═══ The records ═══
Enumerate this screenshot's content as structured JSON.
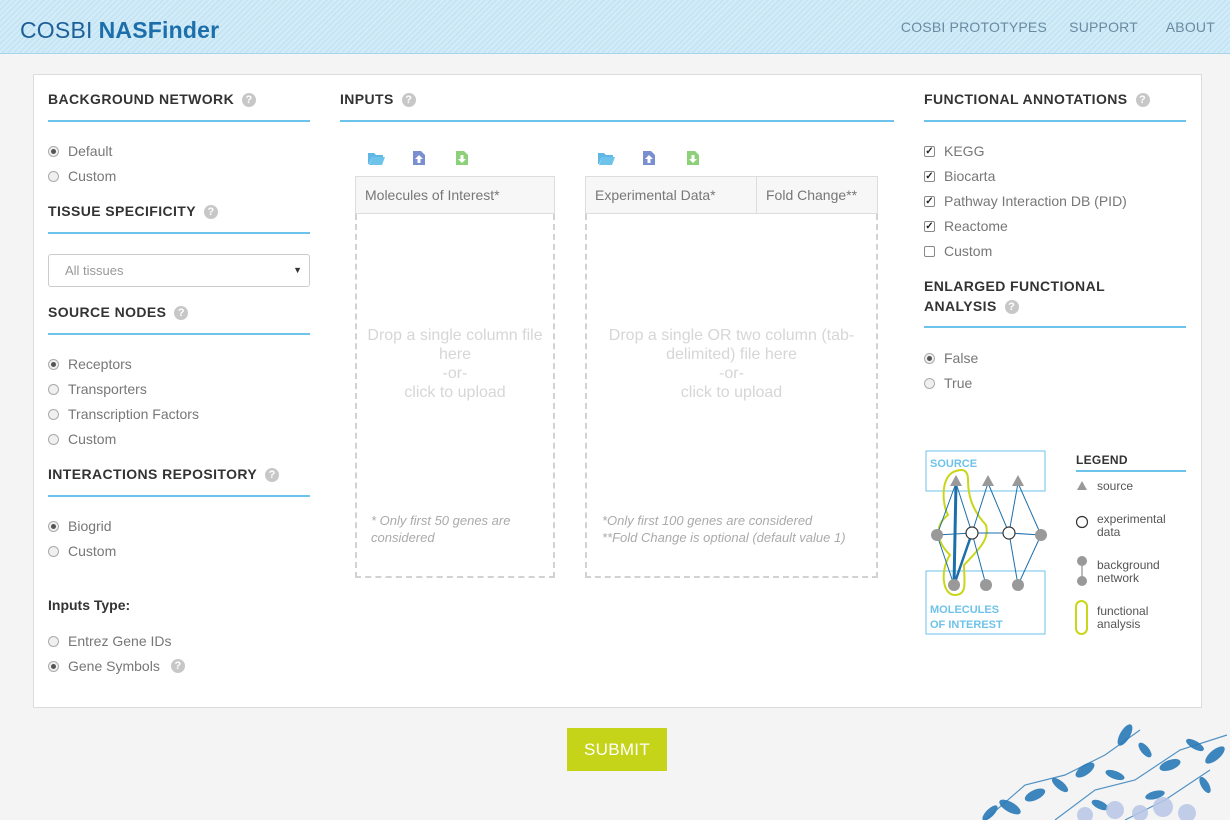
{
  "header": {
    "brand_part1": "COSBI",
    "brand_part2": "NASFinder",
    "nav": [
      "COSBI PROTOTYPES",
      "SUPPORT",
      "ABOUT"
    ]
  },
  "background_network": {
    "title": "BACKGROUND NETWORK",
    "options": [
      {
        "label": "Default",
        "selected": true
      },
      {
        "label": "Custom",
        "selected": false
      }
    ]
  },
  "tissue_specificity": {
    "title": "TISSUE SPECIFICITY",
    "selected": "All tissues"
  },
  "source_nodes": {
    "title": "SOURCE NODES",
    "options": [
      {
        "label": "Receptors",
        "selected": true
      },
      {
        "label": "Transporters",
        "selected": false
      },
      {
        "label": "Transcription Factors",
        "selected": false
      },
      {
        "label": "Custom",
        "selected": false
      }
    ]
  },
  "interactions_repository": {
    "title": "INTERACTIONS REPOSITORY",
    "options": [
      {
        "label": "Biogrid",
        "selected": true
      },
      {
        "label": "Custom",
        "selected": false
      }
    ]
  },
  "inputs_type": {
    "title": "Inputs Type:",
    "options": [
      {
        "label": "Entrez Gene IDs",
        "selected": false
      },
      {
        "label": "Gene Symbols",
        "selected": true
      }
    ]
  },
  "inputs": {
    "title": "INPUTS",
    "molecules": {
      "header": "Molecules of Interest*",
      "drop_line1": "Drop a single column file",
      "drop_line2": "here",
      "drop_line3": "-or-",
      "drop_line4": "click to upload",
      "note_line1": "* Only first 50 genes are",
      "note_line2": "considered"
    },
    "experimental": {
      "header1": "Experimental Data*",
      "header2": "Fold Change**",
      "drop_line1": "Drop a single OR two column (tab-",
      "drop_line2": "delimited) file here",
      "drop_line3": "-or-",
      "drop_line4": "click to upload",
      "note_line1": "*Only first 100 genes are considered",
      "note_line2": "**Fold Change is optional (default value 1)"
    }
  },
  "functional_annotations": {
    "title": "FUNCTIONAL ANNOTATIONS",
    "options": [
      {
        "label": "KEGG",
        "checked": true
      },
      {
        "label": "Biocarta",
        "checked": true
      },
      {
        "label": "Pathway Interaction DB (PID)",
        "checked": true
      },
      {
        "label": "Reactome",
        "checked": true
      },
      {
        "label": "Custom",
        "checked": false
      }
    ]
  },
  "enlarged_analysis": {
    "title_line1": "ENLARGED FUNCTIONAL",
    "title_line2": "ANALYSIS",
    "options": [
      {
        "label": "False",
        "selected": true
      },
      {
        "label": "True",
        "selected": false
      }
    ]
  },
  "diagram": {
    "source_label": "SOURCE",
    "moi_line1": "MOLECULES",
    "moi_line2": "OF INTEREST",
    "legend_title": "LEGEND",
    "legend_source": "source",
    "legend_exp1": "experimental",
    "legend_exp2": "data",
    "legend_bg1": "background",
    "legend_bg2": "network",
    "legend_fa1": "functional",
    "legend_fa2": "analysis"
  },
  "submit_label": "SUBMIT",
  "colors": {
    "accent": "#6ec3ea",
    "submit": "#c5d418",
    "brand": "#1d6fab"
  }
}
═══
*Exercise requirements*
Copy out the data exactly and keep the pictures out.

*Output for this task*
Enumerate this screenshot's content as structured JSON.
{
  "header": {
    "brand_part1": "COSBI",
    "brand_part2": "NASFinder",
    "nav": [
      "COSBI PROTOTYPES",
      "SUPPORT",
      "ABOUT"
    ]
  },
  "background_network": {
    "title": "BACKGROUND NETWORK",
    "options": [
      {
        "label": "Default",
        "selected": true
      },
      {
        "label": "Custom",
        "selected": false
      }
    ]
  },
  "tissue_specificity": {
    "title": "TISSUE SPECIFICITY",
    "selected": "All tissues"
  },
  "source_nodes": {
    "title": "SOURCE NODES",
    "options": [
      {
        "label": "Receptors",
        "selected": true
      },
      {
        "label": "Transporters",
        "selected": false
      },
      {
        "label": "Transcription Factors",
        "selected": false
      },
      {
        "label": "Custom",
        "selected": false
      }
    ]
  },
  "interactions_repository": {
    "title": "INTERACTIONS REPOSITORY",
    "options": [
      {
        "label": "Biogrid",
        "selected": true
      },
      {
        "label": "Custom",
        "selected": false
      }
    ]
  },
  "inputs_type": {
    "title": "Inputs Type:",
    "options": [
      {
        "label": "Entrez Gene IDs",
        "selected": false
      },
      {
        "label": "Gene Symbols",
        "selected": true
      }
    ]
  },
  "inputs": {
    "title": "INPUTS",
    "molecules": {
      "header": "Molecules of Interest*",
      "drop_line1": "Drop a single column file",
      "drop_line2": "here",
      "drop_line3": "-or-",
      "drop_line4": "click to upload",
      "note_line1": "* Only first 50 genes are",
      "note_line2": "considered"
    },
    "experimental": {
      "header1": "Experimental Data*",
      "header2": "Fold Change**",
      "drop_line1": "Drop a single OR two column (tab-",
      "drop_line2": "delimited) file here",
      "drop_line3": "-or-",
      "drop_line4": "click to upload",
      "note_line1": "*Only first 100 genes are considered",
      "note_line2": "**Fold Change is optional (default value 1)"
    }
  },
  "functional_annotations": {
    "title": "FUNCTIONAL ANNOTATIONS",
    "options": [
      {
        "label": "KEGG",
        "checked": true
      },
      {
        "label": "Biocarta",
        "checked": true
      },
      {
        "label": "Pathway Interaction DB (PID)",
        "checked": true
      },
      {
        "label": "Reactome",
        "checked": true
      },
      {
        "label": "Custom",
        "checked": false
      }
    ]
  },
  "enlarged_analysis": {
    "title_line1": "ENLARGED FUNCTIONAL",
    "title_line2": "ANALYSIS",
    "options": [
      {
        "label": "False",
        "selected": true
      },
      {
        "label": "True",
        "selected": false
      }
    ]
  },
  "diagram": {
    "source_label": "SOURCE",
    "moi_line1": "MOLECULES",
    "moi_line2": "OF INTEREST",
    "legend_title": "LEGEND",
    "legend_source": "source",
    "legend_exp1": "experimental",
    "legend_exp2": "data",
    "legend_bg1": "background",
    "legend_bg2": "network",
    "legend_fa1": "functional",
    "legend_fa2": "analysis"
  },
  "submit_label": "SUBMIT",
  "colors": {
    "accent": "#6ec3ea",
    "submit": "#c5d418",
    "brand": "#1d6fab"
  }
}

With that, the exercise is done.